→ **WHAT YOU ARE ASKED TO DO**: Write the records out again, exactly.

[Items from a data source]
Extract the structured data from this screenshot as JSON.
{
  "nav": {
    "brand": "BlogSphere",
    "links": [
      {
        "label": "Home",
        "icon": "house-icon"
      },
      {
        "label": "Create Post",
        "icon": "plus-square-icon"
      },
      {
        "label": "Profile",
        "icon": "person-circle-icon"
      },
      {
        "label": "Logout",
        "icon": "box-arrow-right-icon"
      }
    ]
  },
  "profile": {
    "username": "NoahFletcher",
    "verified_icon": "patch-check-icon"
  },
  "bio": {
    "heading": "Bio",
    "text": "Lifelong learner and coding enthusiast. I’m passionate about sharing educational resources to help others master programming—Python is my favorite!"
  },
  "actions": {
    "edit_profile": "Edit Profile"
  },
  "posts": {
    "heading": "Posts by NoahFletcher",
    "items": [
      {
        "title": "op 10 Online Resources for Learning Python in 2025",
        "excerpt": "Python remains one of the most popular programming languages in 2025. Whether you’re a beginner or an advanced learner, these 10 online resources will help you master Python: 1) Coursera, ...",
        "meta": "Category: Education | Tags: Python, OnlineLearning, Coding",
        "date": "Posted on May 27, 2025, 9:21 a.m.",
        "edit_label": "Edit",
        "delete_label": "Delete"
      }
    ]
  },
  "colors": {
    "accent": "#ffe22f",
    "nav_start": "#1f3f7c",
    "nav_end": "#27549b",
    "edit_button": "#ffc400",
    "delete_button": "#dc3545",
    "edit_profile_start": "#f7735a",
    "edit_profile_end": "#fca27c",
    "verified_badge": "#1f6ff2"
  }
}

→ **SOLUTION FOR THIS EXERCISE**:
Extract the structured data from this screenshot as JSON.
{
  "nav": {
    "brand": "BlogSphere",
    "links": [
      {
        "label": "Home",
        "icon": "house-icon"
      },
      {
        "label": "Create Post",
        "icon": "plus-square-icon"
      },
      {
        "label": "Profile",
        "icon": "person-circle-icon"
      },
      {
        "label": "Logout",
        "icon": "box-arrow-right-icon"
      }
    ]
  },
  "profile": {
    "username": "NoahFletcher",
    "verified_icon": "patch-check-icon"
  },
  "bio": {
    "heading": "Bio",
    "text": "Lifelong learner and coding enthusiast. I’m passionate about sharing educational resources to help others master programming—Python is my favorite!"
  },
  "actions": {
    "edit_profile": "Edit Profile"
  },
  "posts": {
    "heading": "Posts by NoahFletcher",
    "items": [
      {
        "title": "op 10 Online Resources for Learning Python in 2025",
        "excerpt": "Python remains one of the most popular programming languages in 2025. Whether you’re a beginner or an advanced learner, these 10 online resources will help you master Python: 1) Coursera, ...",
        "meta": "Category: Education | Tags: Python, OnlineLearning, Coding",
        "date": "Posted on May 27, 2025, 9:21 a.m.",
        "edit_label": "Edit",
        "delete_label": "Delete"
      }
    ]
  },
  "colors": {
    "accent": "#ffe22f",
    "nav_start": "#1f3f7c",
    "nav_end": "#27549b",
    "edit_button": "#ffc400",
    "delete_button": "#dc3545",
    "edit_profile_start": "#f7735a",
    "edit_profile_end": "#fca27c",
    "verified_badge": "#1f6ff2"
  }
}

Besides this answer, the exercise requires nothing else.